[EXTRACTED DATA — start]

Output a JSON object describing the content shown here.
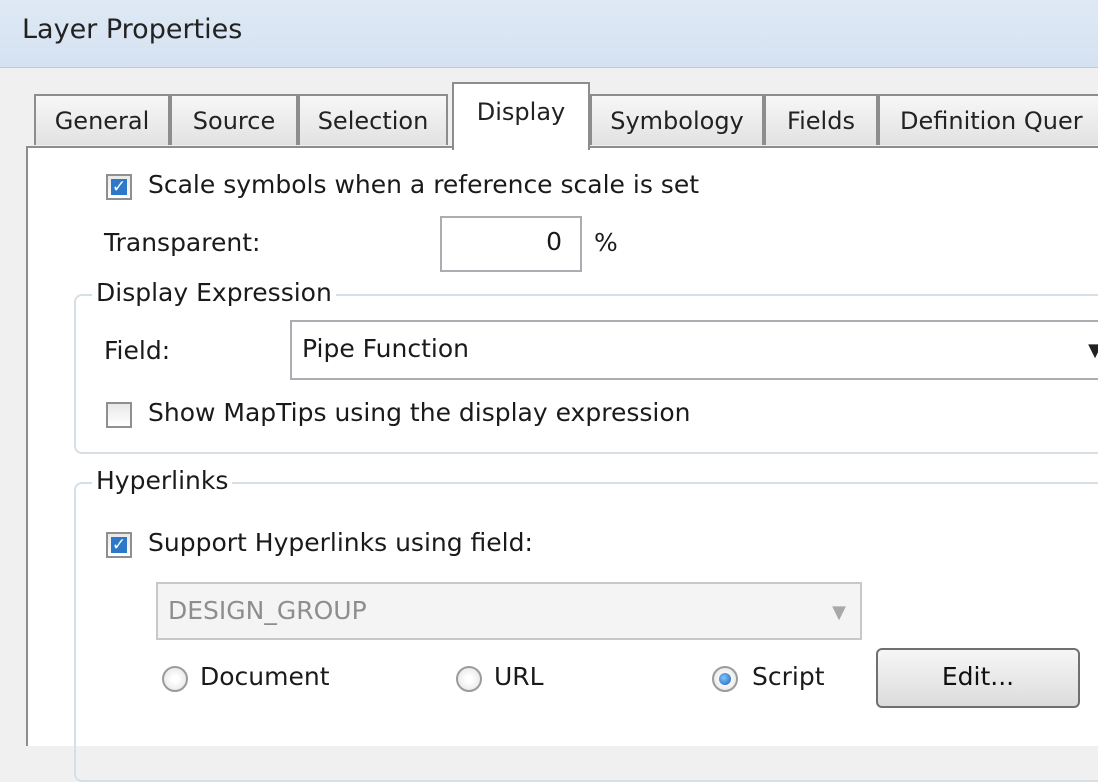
{
  "window": {
    "title": "Layer Properties"
  },
  "tabs": [
    {
      "label": "General"
    },
    {
      "label": "Source"
    },
    {
      "label": "Selection"
    },
    {
      "label": "Display",
      "active": true
    },
    {
      "label": "Symbology"
    },
    {
      "label": "Fields"
    },
    {
      "label": "Definition Quer"
    }
  ],
  "display": {
    "scale_symbols": {
      "label": "Scale symbols when a reference scale is set",
      "checked": true
    },
    "transparent": {
      "label": "Transparent:",
      "value": "0",
      "unit": "%"
    }
  },
  "display_expression": {
    "legend": "Display Expression",
    "field_label": "Field:",
    "field_value": "Pipe Function",
    "maptips": {
      "label": "Show MapTips using the display expression",
      "checked": false
    }
  },
  "hyperlinks": {
    "legend": "Hyperlinks",
    "support": {
      "label": "Support Hyperlinks using field:",
      "checked": true
    },
    "field_value": "DESIGN_GROUP",
    "options": [
      {
        "label": "Document",
        "checked": false
      },
      {
        "label": "URL",
        "checked": false
      },
      {
        "label": "Script",
        "checked": true
      }
    ],
    "edit_button": "Edit..."
  },
  "icons": {
    "checkbox_mark": "check-icon",
    "dropdown": "chevron-down-icon"
  }
}
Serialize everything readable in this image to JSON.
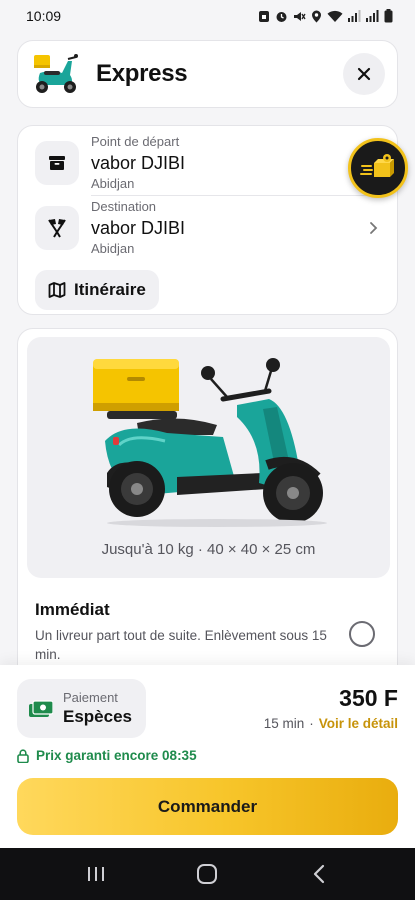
{
  "status_bar": {
    "time": "10:09",
    "icons": [
      "sim-icon",
      "alarm-icon",
      "mute-icon",
      "location-icon",
      "wifi-icon",
      "signal-icon",
      "signal-icon",
      "battery-icon"
    ]
  },
  "header": {
    "title": "Express",
    "close_icon": "close-icon"
  },
  "route": {
    "from": {
      "label": "Point de départ",
      "place": "vabor DJIBI",
      "city": "Abidjan",
      "icon": "box-icon"
    },
    "to": {
      "label": "Destination",
      "place": "vabor DJIBI",
      "city": "Abidjan",
      "icon": "flags-icon"
    },
    "itinerary_label": "Itinéraire"
  },
  "vehicle": {
    "capacity": "Jusqu'à 10 kg · 40 × 40 × 25 cm",
    "option_title": "Immédiat",
    "option_desc": "Un livreur part tout de suite. Enlèvement sous 15 min.",
    "option_selected": false
  },
  "payment": {
    "label": "Paiement",
    "method": "Espèces"
  },
  "summary": {
    "price": "350 F",
    "eta": "15 min",
    "separator": "·",
    "detail_link": "Voir le détail",
    "guarantee": "Prix garanti encore 08:35"
  },
  "order_button": "Commander",
  "colors": {
    "accent": "#f7c52a",
    "link": "#c7930a",
    "guarantee_green": "#1f8b4c",
    "scooter_teal": "#1aa59a",
    "box_yellow": "#f5c400"
  }
}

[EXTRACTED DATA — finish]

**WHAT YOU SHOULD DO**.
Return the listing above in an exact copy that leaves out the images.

**EXERCISE SOLUTION**.
Output a JSON object describing the content shown here.
{
  "window": {
    "title": "Layer Properties"
  },
  "tabs": [
    {
      "label": "General"
    },
    {
      "label": "Source"
    },
    {
      "label": "Selection"
    },
    {
      "label": "Display",
      "active": true
    },
    {
      "label": "Symbology"
    },
    {
      "label": "Fields"
    },
    {
      "label": "Definition Quer"
    }
  ],
  "display": {
    "scale_symbols": {
      "label": "Scale symbols when a reference scale is set",
      "checked": true
    },
    "transparent": {
      "label": "Transparent:",
      "value": "0",
      "unit": "%"
    }
  },
  "display_expression": {
    "legend": "Display Expression",
    "field_label": "Field:",
    "field_value": "Pipe Function",
    "maptips": {
      "label": "Show MapTips using the display expression",
      "checked": false
    }
  },
  "hyperlinks": {
    "legend": "Hyperlinks",
    "support": {
      "label": "Support Hyperlinks using field:",
      "checked": true
    },
    "field_value": "DESIGN_GROUP",
    "options": [
      {
        "label": "Document",
        "checked": false
      },
      {
        "label": "URL",
        "checked": false
      },
      {
        "label": "Script",
        "checked": true
      }
    ],
    "edit_button": "Edit..."
  },
  "icons": {
    "checkbox_mark": "check-icon",
    "dropdown": "chevron-down-icon"
  }
}
Serialize everything readable in this image to JSON.
{
  "status_bar": {
    "time": "10:09",
    "icons": [
      "sim-icon",
      "alarm-icon",
      "mute-icon",
      "location-icon",
      "wifi-icon",
      "signal-icon",
      "signal-icon",
      "battery-icon"
    ]
  },
  "header": {
    "title": "Express",
    "close_icon": "close-icon"
  },
  "route": {
    "from": {
      "label": "Point de départ",
      "place": "vabor DJIBI",
      "city": "Abidjan",
      "icon": "box-icon"
    },
    "to": {
      "label": "Destination",
      "place": "vabor DJIBI",
      "city": "Abidjan",
      "icon": "flags-icon"
    },
    "itinerary_label": "Itinéraire"
  },
  "vehicle": {
    "capacity": "Jusqu'à 10 kg · 40 × 40 × 25 cm",
    "option_title": "Immédiat",
    "option_desc": "Un livreur part tout de suite. Enlèvement sous 15 min.",
    "option_selected": false
  },
  "payment": {
    "label": "Paiement",
    "method": "Espèces"
  },
  "summary": {
    "price": "350 F",
    "eta": "15 min",
    "separator": "·",
    "detail_link": "Voir le détail",
    "guarantee": "Prix garanti encore 08:35"
  },
  "order_button": "Commander",
  "colors": {
    "accent": "#f7c52a",
    "link": "#c7930a",
    "guarantee_green": "#1f8b4c",
    "scooter_teal": "#1aa59a",
    "box_yellow": "#f5c400"
  }
}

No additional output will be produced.